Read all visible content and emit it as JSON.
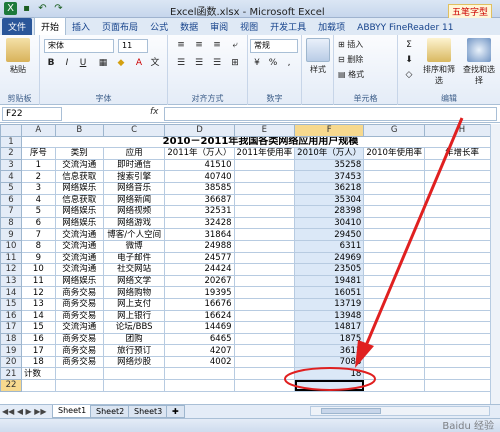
{
  "window": {
    "title": "Excel函数.xlsx - Microsoft Excel",
    "watermark": "五笔字型"
  },
  "tabs": [
    {
      "label": "文件"
    },
    {
      "label": "开始"
    },
    {
      "label": "插入"
    },
    {
      "label": "页面布局"
    },
    {
      "label": "公式"
    },
    {
      "label": "数据"
    },
    {
      "label": "审阅"
    },
    {
      "label": "视图"
    },
    {
      "label": "开发工具"
    },
    {
      "label": "加载项"
    },
    {
      "label": "ABBYY FineReader 11"
    }
  ],
  "ribbon": {
    "paste": "粘贴",
    "clipboard": "剪贴板",
    "font_name": "宋体",
    "font_size": "11",
    "font_group": "字体",
    "bold": "B",
    "italic": "I",
    "underline": "U",
    "align_group": "对齐方式",
    "number_format": "常规",
    "number_group": "数字",
    "style": "样式",
    "insert": "插入",
    "delete": "删除",
    "format": "格式",
    "cells_group": "单元格",
    "sort": "排序和筛选",
    "find": "查找和选择",
    "edit_group": "编辑",
    "wen": "文"
  },
  "formula_bar": {
    "name_box": "F22",
    "fx": "fx",
    "value": ""
  },
  "columns": [
    "A",
    "B",
    "C",
    "D",
    "E",
    "F",
    "G",
    "H"
  ],
  "title_row": "2010－2011年我国各类网络应用用户规模",
  "header": [
    "序号",
    "类别",
    "应用",
    "2011年（万人）",
    "2011年使用率",
    "2010年（万人）",
    "2010年使用率",
    "年增长率"
  ],
  "rows": [
    [
      "1",
      "交流沟通",
      "即时通信",
      "41510",
      "",
      "35258",
      "",
      ""
    ],
    [
      "2",
      "信息获取",
      "搜索引擎",
      "40740",
      "",
      "37453",
      "",
      ""
    ],
    [
      "3",
      "网络娱乐",
      "网络音乐",
      "38585",
      "",
      "36218",
      "",
      ""
    ],
    [
      "4",
      "信息获取",
      "网络新闻",
      "36687",
      "",
      "35304",
      "",
      ""
    ],
    [
      "5",
      "网络娱乐",
      "网络视频",
      "32531",
      "",
      "28398",
      "",
      ""
    ],
    [
      "6",
      "网络娱乐",
      "网络游戏",
      "32428",
      "",
      "30410",
      "",
      ""
    ],
    [
      "7",
      "交流沟通",
      "博客/个人空间",
      "31864",
      "",
      "29450",
      "",
      ""
    ],
    [
      "8",
      "交流沟通",
      "微博",
      "24988",
      "",
      "6311",
      "",
      ""
    ],
    [
      "9",
      "交流沟通",
      "电子邮件",
      "24577",
      "",
      "24969",
      "",
      ""
    ],
    [
      "10",
      "交流沟通",
      "社交网站",
      "24424",
      "",
      "23505",
      "",
      ""
    ],
    [
      "11",
      "网络娱乐",
      "网络文学",
      "20267",
      "",
      "19481",
      "",
      ""
    ],
    [
      "12",
      "商务交易",
      "网络购物",
      "19395",
      "",
      "16051",
      "",
      ""
    ],
    [
      "13",
      "商务交易",
      "网上支付",
      "16676",
      "",
      "13719",
      "",
      ""
    ],
    [
      "14",
      "商务交易",
      "网上银行",
      "16624",
      "",
      "13948",
      "",
      ""
    ],
    [
      "15",
      "交流沟通",
      "论坛/BBS",
      "14469",
      "",
      "14817",
      "",
      ""
    ],
    [
      "16",
      "商务交易",
      "团购",
      "6465",
      "",
      "1875",
      "",
      ""
    ],
    [
      "17",
      "商务交易",
      "旅行预订",
      "4207",
      "",
      "3613",
      "",
      ""
    ],
    [
      "18",
      "商务交易",
      "网络炒股",
      "4002",
      "",
      "7088",
      "",
      ""
    ]
  ],
  "count_label": "计数",
  "count_value": "18",
  "row_numbers": [
    "1",
    "2",
    "3",
    "4",
    "5",
    "6",
    "7",
    "8",
    "9",
    "10",
    "11",
    "12",
    "13",
    "14",
    "15",
    "16",
    "17",
    "18",
    "19",
    "20",
    "21",
    "22"
  ],
  "sheets": [
    "Sheet1",
    "Sheet2",
    "Sheet3"
  ],
  "watermark_bottom": "Baidu 经验",
  "colors": {
    "accent": "#2a5699",
    "annotation": "#e02020",
    "highlight": "#f7d98e"
  }
}
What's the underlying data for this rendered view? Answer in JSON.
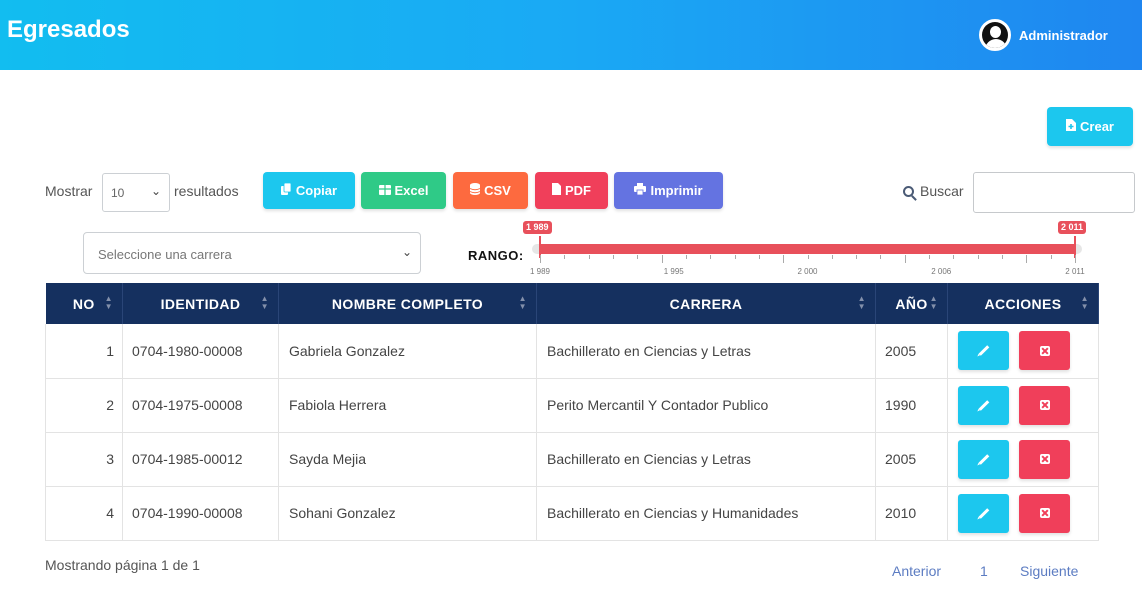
{
  "header": {
    "title": "Egresados",
    "user_name": "Administrador"
  },
  "toolbar": {
    "crear_label": "Crear",
    "show_label": "Mostrar",
    "show_value": "10",
    "results_label": "resultados",
    "export_buttons": [
      {
        "label": "Copiar",
        "color": "#1cc7ee",
        "icon": "copy-icon"
      },
      {
        "label": "Excel",
        "color": "#2fca87",
        "icon": "table-icon"
      },
      {
        "label": "CSV",
        "color": "#fd6a3f",
        "icon": "database-icon"
      },
      {
        "label": "PDF",
        "color": "#f03f5a",
        "icon": "file-icon"
      },
      {
        "label": "Imprimir",
        "color": "#6473e1",
        "icon": "print-icon"
      }
    ],
    "search_label": "Buscar"
  },
  "filter": {
    "carrera_placeholder": "Seleccione una carrera",
    "rango_label": "RANGO:",
    "range_min_value": "1 989",
    "range_max_value": "2 011",
    "range_ticks": [
      "1 989",
      "1 995",
      "2 000",
      "2 006",
      "2 011"
    ]
  },
  "table": {
    "columns": [
      "NO",
      "IDENTIDAD",
      "NOMBRE COMPLETO",
      "CARRERA",
      "AÑO",
      "ACCIONES"
    ],
    "rows": [
      {
        "no": "1",
        "identidad": "0704-1980-00008",
        "nombre": "Gabriela Gonzalez",
        "carrera": "Bachillerato en Ciencias y Letras",
        "anio": "2005"
      },
      {
        "no": "2",
        "identidad": "0704-1975-00008",
        "nombre": "Fabiola Herrera",
        "carrera": "Perito Mercantil Y Contador Publico",
        "anio": "1990"
      },
      {
        "no": "3",
        "identidad": "0704-1985-00012",
        "nombre": "Sayda Mejia",
        "carrera": "Bachillerato en Ciencias y Letras",
        "anio": "2005"
      },
      {
        "no": "4",
        "identidad": "0704-1990-00008",
        "nombre": "Sohani Gonzalez",
        "carrera": "Bachillerato en Ciencias y Humanidades",
        "anio": "2010"
      }
    ]
  },
  "footer": {
    "info": "Mostrando página 1 de 1",
    "prev": "Anterior",
    "page": "1",
    "next": "Siguiente"
  },
  "colors": {
    "header_start": "#12bdf0",
    "header_end": "#1f86f0",
    "table_head": "#15305f",
    "range": "#e8505b"
  }
}
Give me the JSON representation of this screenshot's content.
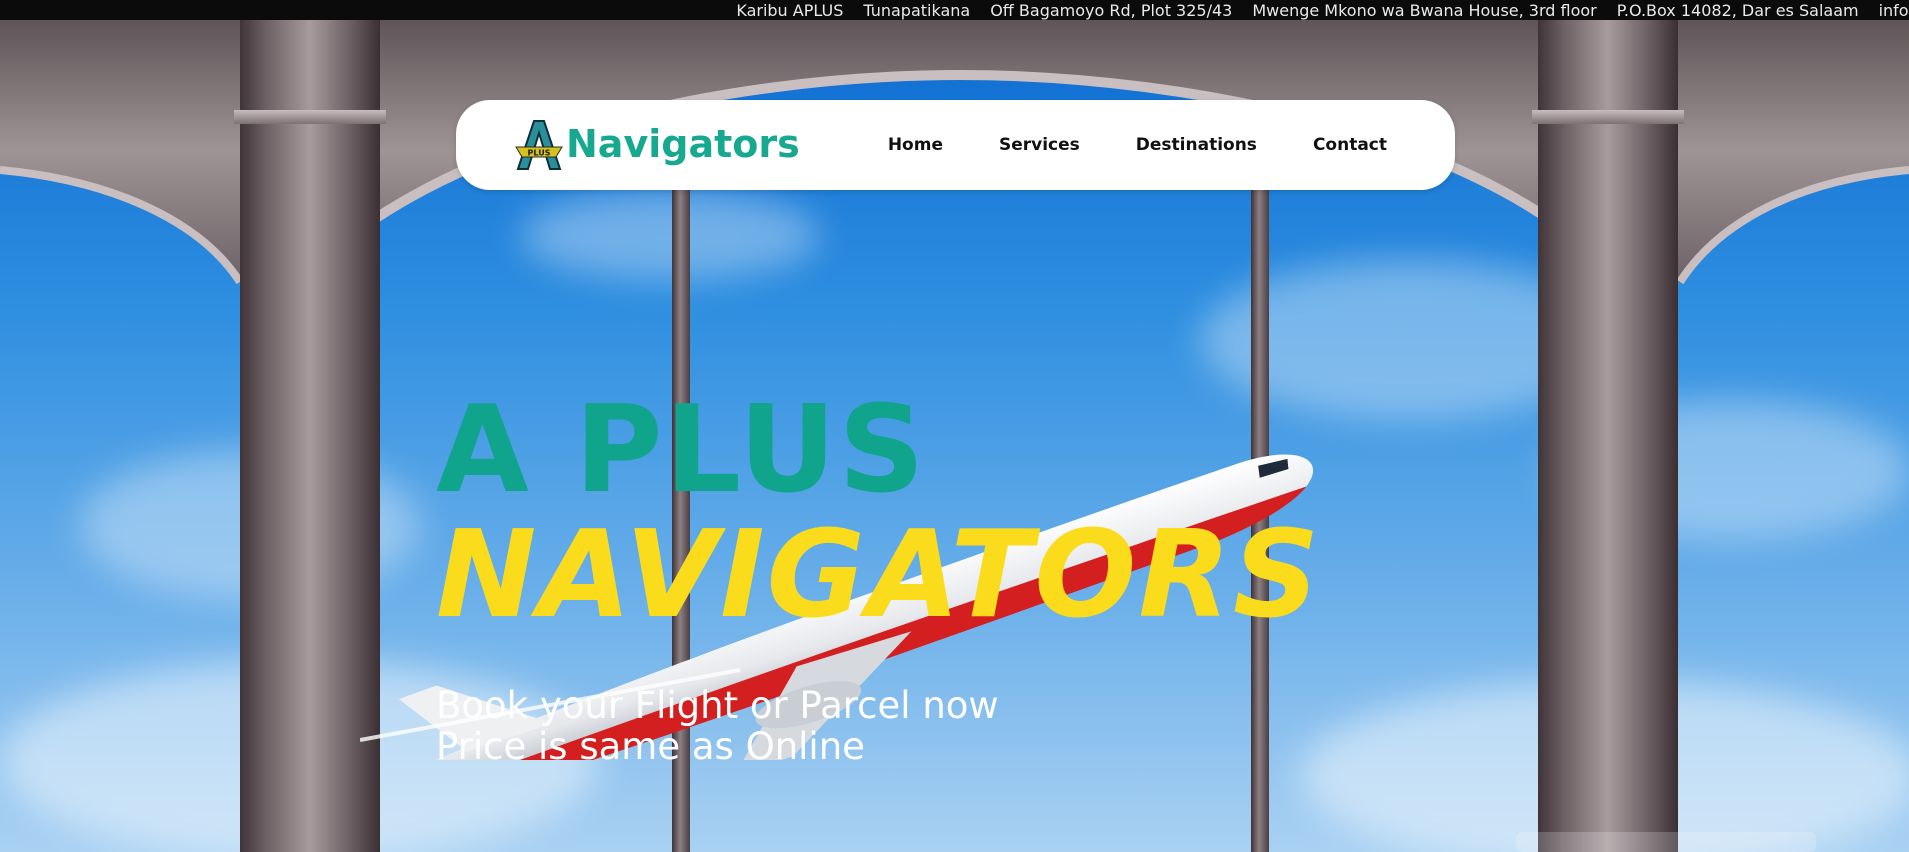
{
  "topbar": {
    "items": [
      "Karibu APLUS",
      "Tunapatikana",
      "Off Bagamoyo Rd, Plot 325/43",
      "Mwenge Mkono wa Bwana House, 3rd floor",
      "P.O.Box 14082, Dar es Salaam",
      "info@apl"
    ]
  },
  "nav": {
    "logo_text": "Navigators",
    "logo_badge": "PLUS",
    "logo_icon": "a-plus-logo-icon",
    "menu": [
      "Home",
      "Services",
      "Destinations",
      "Contact"
    ]
  },
  "hero": {
    "line1": "A PLUS",
    "line2": "NAVIGATORS",
    "sub1": "Book your Flight or Parcel now",
    "sub2": "Price is same as Online"
  },
  "colors": {
    "brand_green": "#16a98f",
    "brand_yellow": "#fbdc1d",
    "sky": "#1f7fd6",
    "topbar": "#0b0b0b"
  }
}
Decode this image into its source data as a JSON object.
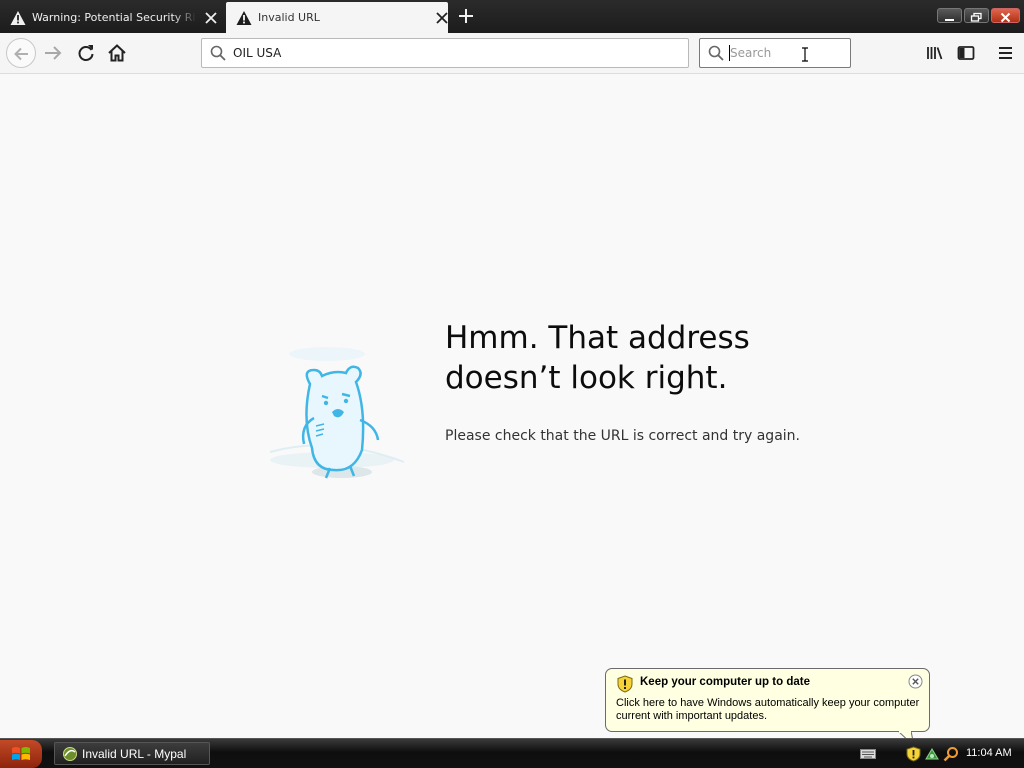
{
  "browser": {
    "tabs": [
      {
        "label": "Warning: Potential Security Risk Ahead",
        "active": false
      },
      {
        "label": "Invalid URL",
        "active": true
      }
    ],
    "new_tab_icon": "plus-icon",
    "window_controls": [
      "minimize-icon",
      "restore-icon",
      "close-icon"
    ]
  },
  "toolbar": {
    "url_value": "OIL USA",
    "search_placeholder": "Search",
    "icons": [
      "back-arrow-icon",
      "forward-arrow-icon",
      "reload-icon",
      "home-icon",
      "library-icon",
      "sidebar-icon",
      "hamburger-menu-icon"
    ]
  },
  "error_page": {
    "title": "Hmm. That address doesn’t look right.",
    "description": "Please check that the URL is correct and try again.",
    "illustration": "confused-bear-illustration"
  },
  "notification": {
    "title": "Keep your computer up to date",
    "body": "Click here to have Windows automatically keep your computer current with important updates.",
    "icon": "security-shield-icon"
  },
  "taskbar": {
    "task_label": "Invalid URL - Mypal",
    "clock": "11:04 AM"
  },
  "colors": {
    "page_bg": "#f9f9fa",
    "balloon_bg": "#ffffe1",
    "mascot_blue": "#3fb6e6"
  }
}
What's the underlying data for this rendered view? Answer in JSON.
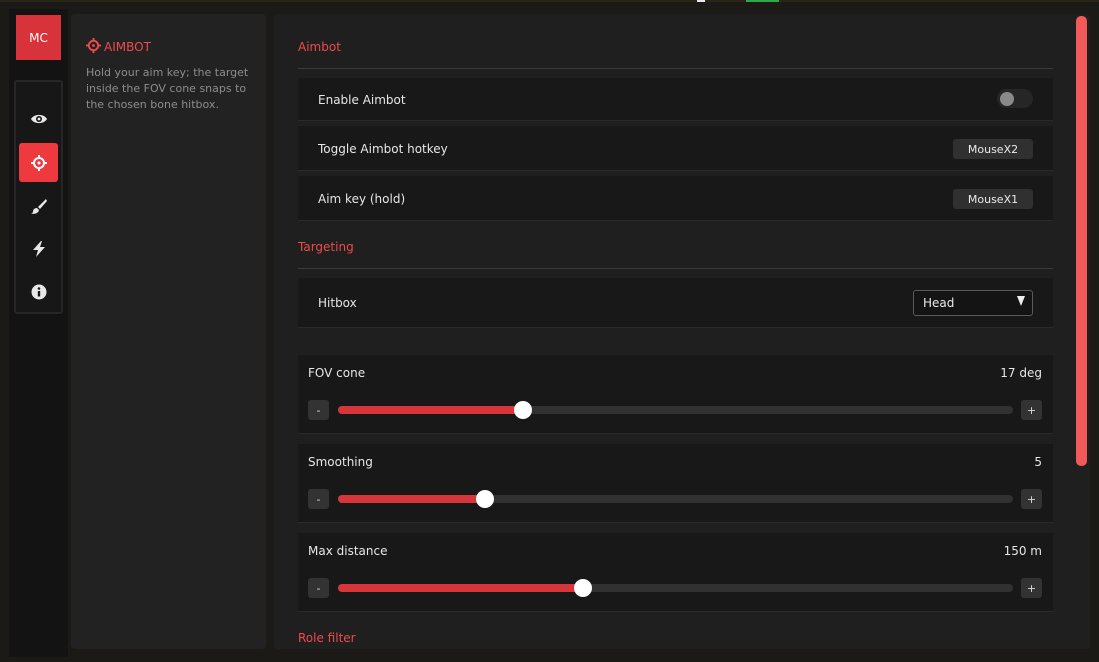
{
  "app": {
    "logo_text": "MC"
  },
  "rail": {
    "items": [
      {
        "icon": "eye-icon",
        "active": false
      },
      {
        "icon": "crosshair-icon",
        "active": true
      },
      {
        "icon": "brush-icon",
        "active": false
      },
      {
        "icon": "lightning-icon",
        "active": false
      },
      {
        "icon": "info-icon",
        "active": false
      }
    ]
  },
  "description": {
    "title": "AIMBOT",
    "text": "Hold your aim key; the target inside the FOV cone snaps to the chosen bone hitbox."
  },
  "sections": {
    "aimbot": "Aimbot",
    "targeting": "Targeting",
    "role_filter": "Role filter"
  },
  "settings": {
    "enable_aimbot": {
      "label": "Enable Aimbot",
      "value": false
    },
    "toggle_hotkey": {
      "label": "Toggle Aimbot hotkey",
      "value": "MouseX2"
    },
    "aim_key": {
      "label": "Aim key (hold)",
      "value": "MouseX1"
    },
    "hitbox": {
      "label": "Hitbox",
      "value": "Head"
    }
  },
  "sliders": {
    "fov": {
      "label": "FOV cone",
      "value_text": "17 deg",
      "fraction": 0.274
    },
    "smoothing": {
      "label": "Smoothing",
      "value_text": "5",
      "fraction": 0.218
    },
    "max_distance": {
      "label": "Max distance",
      "value_text": "150 m",
      "fraction": 0.363
    }
  },
  "stepper": {
    "minus": "-",
    "plus": "+"
  },
  "colors": {
    "accent": "#ee3a3f",
    "slider_fill": "#d8353b",
    "section_title": "#ef4a4a"
  }
}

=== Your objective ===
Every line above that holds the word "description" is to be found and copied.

=== Solution to the exercise ===
    "description": "Please check that the URL is correct and try again.",
  "description": {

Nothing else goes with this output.